YOUR INSTRUCTIONS: Each line of the data below must be reproduced without any change.

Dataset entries
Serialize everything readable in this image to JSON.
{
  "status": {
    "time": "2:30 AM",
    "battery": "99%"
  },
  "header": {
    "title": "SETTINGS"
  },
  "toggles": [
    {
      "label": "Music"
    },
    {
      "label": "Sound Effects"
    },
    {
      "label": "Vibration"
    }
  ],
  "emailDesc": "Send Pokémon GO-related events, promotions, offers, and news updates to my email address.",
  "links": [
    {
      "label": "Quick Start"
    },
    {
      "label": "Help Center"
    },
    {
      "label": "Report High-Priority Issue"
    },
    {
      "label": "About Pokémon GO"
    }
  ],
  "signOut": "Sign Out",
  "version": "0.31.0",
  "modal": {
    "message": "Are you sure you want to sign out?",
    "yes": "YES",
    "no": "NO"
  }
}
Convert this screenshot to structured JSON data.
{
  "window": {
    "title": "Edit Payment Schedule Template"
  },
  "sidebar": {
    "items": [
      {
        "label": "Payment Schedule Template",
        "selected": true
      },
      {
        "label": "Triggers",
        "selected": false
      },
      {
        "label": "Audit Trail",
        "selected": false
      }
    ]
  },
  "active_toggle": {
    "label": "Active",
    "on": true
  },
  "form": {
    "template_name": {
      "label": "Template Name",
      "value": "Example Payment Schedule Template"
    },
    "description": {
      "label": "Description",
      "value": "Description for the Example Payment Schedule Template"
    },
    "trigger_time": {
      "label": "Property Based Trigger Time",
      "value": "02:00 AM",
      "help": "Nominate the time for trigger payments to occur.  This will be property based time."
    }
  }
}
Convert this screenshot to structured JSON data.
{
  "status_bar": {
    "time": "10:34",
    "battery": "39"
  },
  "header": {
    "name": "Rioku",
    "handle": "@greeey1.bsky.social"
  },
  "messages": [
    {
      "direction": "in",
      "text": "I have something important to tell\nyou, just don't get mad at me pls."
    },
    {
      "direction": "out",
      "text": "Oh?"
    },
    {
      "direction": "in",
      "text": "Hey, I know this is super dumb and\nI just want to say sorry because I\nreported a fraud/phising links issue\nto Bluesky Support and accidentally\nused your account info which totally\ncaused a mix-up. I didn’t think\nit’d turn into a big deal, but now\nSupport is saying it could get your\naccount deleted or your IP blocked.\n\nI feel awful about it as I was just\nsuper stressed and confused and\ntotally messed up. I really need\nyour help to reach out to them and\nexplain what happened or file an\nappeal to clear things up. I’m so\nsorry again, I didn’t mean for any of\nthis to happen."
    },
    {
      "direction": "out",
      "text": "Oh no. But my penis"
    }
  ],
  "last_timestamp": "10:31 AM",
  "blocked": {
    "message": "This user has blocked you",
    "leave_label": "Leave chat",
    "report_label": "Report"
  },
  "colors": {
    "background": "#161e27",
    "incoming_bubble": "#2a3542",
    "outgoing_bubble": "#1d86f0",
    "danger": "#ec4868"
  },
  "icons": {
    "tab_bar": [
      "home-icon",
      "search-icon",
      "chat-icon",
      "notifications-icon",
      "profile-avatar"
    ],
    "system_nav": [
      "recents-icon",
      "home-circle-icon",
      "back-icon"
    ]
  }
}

SOLUTION BELOW:
Serialize everything readable in this image to JSON.
{
  "status": {
    "time": "2:30 AM",
    "battery": "99%"
  },
  "header": {
    "title": "SETTINGS"
  },
  "toggles": [
    {
      "label": "Music"
    },
    {
      "label": "Sound Effects"
    },
    {
      "label": "Vibration"
    }
  ],
  "emailDesc": "Send Pokémon GO-related events, promotions, offers, and news updates to my email address.",
  "links": [
    {
      "label": "Quick Start"
    },
    {
      "label": "Help Center"
    },
    {
      "label": "Report High-Priority Issue"
    },
    {
      "label": "About Pokémon GO"
    }
  ],
  "signOut": "Sign Out",
  "version": "0.31.0",
  "modal": {
    "message": "Are you sure you want to sign out?",
    "yes": "YES",
    "no": "NO"
  }
}
Convert this screenshot to structured JSON data.
{
  "window": {
    "title": "Edit Payment Schedule Template"
  },
  "sidebar": {
    "items": [
      {
        "label": "Payment Schedule Template",
        "selected": true
      },
      {
        "label": "Triggers",
        "selected": false
      },
      {
        "label": "Audit Trail",
        "selected": false
      }
    ]
  },
  "active_toggle": {
    "label": "Active",
    "on": true
  },
  "form": {
    "template_name": {
      "label": "Template Name",
      "value": "Example Payment Schedule Template"
    },
    "description": {
      "label": "Description",
      "value": "Description for the Example Payment Schedule Template"
    },
    "trigger_time": {
      "label": "Property Based Trigger Time",
      "value": "02:00 AM",
      "help": "Nominate the time for trigger payments to occur.  This will be property based time."
    }
  }
}
Convert this screenshot to structured JSON data.
{
  "status_bar": {
    "time": "10:34",
    "battery": "39"
  },
  "header": {
    "name": "Rioku",
    "handle": "@greeey1.bsky.social"
  },
  "messages": [
    {
      "direction": "in",
      "text": "I have something important to tell\nyou, just don't get mad at me pls."
    },
    {
      "direction": "out",
      "text": "Oh?"
    },
    {
      "direction": "in",
      "text": "Hey, I know this is super dumb and\nI just want to say sorry because I\nreported a fraud/phising links issue\nto Bluesky Support and accidentally\nused your account info which totally\ncaused a mix-up. I didn’t think\nit’d turn into a big deal, but now\nSupport is saying it could get your\naccount deleted or your IP blocked.\n\nI feel awful about it as I was just\nsuper stressed and confused and\ntotally messed up. I really need\nyour help to reach out to them and\nexplain what happened or file an\nappeal to clear things up. I’m so\nsorry again, I didn’t mean for any of\nthis to happen."
    },
    {
      "direction": "out",
      "text": "Oh no. But my penis"
    }
  ],
  "last_timestamp": "10:31 AM",
  "blocked": {
    "message": "This user has blocked you",
    "leave_label": "Leave chat",
    "report_label": "Report"
  },
  "colors": {
    "background": "#161e27",
    "incoming_bubble": "#2a3542",
    "outgoing_bubble": "#1d86f0",
    "danger": "#ec4868"
  },
  "icons": {
    "tab_bar": [
      "home-icon",
      "search-icon",
      "chat-icon",
      "notifications-icon",
      "profile-avatar"
    ],
    "system_nav": [
      "recents-icon",
      "home-circle-icon",
      "back-icon"
    ]
  }
}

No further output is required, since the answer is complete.